When you have gone through the records below, state only how many lines include the word "JSON".

Information.

================================

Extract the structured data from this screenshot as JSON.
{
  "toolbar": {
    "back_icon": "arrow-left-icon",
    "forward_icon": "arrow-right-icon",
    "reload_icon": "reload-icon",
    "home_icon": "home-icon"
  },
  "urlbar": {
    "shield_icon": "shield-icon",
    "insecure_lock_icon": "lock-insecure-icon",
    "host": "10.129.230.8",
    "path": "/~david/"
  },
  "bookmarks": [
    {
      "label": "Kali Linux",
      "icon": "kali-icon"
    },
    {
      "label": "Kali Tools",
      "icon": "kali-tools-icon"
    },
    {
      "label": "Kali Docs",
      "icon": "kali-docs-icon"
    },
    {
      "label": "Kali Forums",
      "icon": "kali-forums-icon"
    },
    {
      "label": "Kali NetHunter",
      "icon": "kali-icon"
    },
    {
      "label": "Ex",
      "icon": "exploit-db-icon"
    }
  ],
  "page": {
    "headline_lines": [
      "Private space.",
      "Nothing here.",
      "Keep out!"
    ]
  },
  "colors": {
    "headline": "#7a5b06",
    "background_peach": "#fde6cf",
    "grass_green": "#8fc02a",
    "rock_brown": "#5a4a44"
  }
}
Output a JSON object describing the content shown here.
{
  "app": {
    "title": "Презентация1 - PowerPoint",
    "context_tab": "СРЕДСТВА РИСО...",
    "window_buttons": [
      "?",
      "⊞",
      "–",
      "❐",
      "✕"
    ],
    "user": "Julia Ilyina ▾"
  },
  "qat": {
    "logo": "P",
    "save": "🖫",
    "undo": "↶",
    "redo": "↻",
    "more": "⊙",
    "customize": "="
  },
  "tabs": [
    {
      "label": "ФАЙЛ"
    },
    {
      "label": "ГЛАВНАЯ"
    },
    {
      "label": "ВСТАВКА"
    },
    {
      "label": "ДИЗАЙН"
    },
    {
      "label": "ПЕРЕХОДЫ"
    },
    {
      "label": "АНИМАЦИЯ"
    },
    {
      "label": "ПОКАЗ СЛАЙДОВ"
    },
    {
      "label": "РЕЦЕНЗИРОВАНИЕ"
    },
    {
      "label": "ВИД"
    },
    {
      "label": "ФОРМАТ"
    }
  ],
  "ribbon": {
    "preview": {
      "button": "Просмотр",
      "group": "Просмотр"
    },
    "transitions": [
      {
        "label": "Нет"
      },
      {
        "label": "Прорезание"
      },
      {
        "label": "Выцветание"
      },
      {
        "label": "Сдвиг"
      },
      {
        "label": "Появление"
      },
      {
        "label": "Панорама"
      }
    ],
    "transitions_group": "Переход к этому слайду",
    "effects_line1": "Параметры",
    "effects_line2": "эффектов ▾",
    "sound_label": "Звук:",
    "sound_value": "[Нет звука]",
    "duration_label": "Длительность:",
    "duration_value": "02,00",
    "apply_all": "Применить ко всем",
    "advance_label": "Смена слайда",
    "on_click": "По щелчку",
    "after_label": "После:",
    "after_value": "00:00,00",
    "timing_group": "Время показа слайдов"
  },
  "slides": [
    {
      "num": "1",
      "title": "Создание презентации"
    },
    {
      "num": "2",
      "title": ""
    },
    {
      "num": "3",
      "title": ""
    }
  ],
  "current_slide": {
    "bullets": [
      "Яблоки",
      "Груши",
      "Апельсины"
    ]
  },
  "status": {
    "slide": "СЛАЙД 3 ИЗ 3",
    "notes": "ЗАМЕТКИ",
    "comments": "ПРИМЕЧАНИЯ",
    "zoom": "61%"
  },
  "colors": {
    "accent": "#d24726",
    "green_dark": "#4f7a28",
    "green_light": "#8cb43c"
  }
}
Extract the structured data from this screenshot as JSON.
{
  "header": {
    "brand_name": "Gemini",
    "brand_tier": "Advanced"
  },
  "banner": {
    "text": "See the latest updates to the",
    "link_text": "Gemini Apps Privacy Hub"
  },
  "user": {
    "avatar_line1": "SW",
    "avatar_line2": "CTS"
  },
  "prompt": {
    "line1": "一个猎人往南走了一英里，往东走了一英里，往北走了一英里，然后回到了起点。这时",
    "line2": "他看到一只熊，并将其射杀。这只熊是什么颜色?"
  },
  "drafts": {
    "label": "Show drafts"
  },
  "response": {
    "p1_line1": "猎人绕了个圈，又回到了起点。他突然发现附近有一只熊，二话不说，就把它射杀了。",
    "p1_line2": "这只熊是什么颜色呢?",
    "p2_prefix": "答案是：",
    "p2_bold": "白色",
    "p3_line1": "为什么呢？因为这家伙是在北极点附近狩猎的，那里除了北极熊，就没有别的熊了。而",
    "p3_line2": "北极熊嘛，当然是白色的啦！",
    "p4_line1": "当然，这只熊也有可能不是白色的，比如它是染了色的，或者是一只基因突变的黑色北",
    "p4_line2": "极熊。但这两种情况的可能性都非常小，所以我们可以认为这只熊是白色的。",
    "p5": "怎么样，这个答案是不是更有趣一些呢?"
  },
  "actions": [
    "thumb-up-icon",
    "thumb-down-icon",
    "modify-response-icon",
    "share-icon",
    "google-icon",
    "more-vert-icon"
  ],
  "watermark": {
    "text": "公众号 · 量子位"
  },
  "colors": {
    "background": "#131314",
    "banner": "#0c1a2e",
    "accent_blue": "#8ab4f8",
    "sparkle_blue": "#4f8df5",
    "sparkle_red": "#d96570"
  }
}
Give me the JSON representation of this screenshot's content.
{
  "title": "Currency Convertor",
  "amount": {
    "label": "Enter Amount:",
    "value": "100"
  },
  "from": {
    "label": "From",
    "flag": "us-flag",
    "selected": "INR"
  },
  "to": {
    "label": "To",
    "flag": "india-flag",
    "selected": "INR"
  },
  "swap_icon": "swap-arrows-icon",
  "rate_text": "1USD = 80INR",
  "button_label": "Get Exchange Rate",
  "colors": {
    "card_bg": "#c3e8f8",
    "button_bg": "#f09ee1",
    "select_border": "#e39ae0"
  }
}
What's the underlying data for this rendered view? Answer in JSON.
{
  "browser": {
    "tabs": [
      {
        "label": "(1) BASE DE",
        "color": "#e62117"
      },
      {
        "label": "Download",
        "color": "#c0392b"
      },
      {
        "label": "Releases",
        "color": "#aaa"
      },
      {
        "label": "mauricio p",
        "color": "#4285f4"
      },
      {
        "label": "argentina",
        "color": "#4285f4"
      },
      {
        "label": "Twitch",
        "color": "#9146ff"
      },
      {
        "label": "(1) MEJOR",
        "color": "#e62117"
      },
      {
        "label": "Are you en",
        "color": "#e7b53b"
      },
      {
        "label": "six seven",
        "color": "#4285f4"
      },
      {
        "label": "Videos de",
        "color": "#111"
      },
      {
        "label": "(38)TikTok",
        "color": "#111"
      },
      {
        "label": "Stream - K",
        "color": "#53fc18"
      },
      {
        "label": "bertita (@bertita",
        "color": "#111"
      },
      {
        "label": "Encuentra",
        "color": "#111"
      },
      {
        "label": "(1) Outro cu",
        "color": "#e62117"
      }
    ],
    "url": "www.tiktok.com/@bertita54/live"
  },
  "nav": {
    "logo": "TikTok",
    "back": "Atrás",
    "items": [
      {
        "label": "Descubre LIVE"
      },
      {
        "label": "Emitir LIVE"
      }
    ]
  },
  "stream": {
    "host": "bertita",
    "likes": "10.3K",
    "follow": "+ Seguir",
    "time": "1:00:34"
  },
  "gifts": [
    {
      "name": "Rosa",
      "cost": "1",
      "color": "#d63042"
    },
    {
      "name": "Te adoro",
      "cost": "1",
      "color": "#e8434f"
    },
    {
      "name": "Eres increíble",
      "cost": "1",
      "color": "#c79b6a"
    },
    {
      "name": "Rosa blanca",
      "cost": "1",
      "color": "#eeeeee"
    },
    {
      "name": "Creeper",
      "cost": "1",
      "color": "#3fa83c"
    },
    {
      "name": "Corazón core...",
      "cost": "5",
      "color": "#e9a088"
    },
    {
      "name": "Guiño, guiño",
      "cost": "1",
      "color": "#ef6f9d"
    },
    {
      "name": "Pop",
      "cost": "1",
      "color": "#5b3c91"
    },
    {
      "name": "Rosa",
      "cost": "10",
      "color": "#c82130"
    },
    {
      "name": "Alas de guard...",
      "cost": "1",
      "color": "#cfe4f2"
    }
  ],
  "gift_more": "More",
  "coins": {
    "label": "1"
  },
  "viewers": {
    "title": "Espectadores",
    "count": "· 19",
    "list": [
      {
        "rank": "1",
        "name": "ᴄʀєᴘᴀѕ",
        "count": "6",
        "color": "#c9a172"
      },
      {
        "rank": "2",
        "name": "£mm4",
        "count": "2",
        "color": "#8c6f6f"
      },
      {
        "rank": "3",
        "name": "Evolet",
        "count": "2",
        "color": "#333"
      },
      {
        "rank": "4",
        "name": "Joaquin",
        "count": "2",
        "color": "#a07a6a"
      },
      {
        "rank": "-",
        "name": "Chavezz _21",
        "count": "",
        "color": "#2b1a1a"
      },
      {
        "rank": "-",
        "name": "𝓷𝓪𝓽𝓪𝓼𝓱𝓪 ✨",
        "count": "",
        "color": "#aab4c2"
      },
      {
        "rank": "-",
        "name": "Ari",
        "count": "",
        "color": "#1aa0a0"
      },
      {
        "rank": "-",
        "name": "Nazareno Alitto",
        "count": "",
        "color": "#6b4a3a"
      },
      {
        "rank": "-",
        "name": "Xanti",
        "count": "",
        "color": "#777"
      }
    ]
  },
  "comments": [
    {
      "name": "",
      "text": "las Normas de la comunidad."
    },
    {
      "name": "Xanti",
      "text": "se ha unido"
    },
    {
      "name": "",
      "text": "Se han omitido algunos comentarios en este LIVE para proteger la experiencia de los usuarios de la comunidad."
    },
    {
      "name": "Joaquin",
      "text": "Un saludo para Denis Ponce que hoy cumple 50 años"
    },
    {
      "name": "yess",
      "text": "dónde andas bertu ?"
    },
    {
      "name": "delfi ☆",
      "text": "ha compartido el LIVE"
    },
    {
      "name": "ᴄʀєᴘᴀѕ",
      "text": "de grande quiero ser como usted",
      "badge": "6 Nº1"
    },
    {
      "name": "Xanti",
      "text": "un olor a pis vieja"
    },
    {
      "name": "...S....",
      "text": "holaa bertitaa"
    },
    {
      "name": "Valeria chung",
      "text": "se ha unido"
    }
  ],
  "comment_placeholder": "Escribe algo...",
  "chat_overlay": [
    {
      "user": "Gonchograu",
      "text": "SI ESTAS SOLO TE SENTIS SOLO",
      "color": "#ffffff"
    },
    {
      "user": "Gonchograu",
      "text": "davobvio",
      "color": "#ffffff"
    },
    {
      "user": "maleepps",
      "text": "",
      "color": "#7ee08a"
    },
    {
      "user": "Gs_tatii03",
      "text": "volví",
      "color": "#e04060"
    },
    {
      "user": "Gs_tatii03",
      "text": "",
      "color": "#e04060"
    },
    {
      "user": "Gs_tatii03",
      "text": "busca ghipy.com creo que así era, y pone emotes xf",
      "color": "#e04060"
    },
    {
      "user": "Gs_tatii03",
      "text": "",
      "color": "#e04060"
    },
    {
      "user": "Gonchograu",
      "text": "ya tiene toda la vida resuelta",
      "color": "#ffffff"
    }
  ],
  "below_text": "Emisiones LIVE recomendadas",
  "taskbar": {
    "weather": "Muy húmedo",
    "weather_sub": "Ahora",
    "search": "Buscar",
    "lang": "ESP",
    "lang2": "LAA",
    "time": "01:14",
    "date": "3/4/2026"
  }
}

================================

Output.
5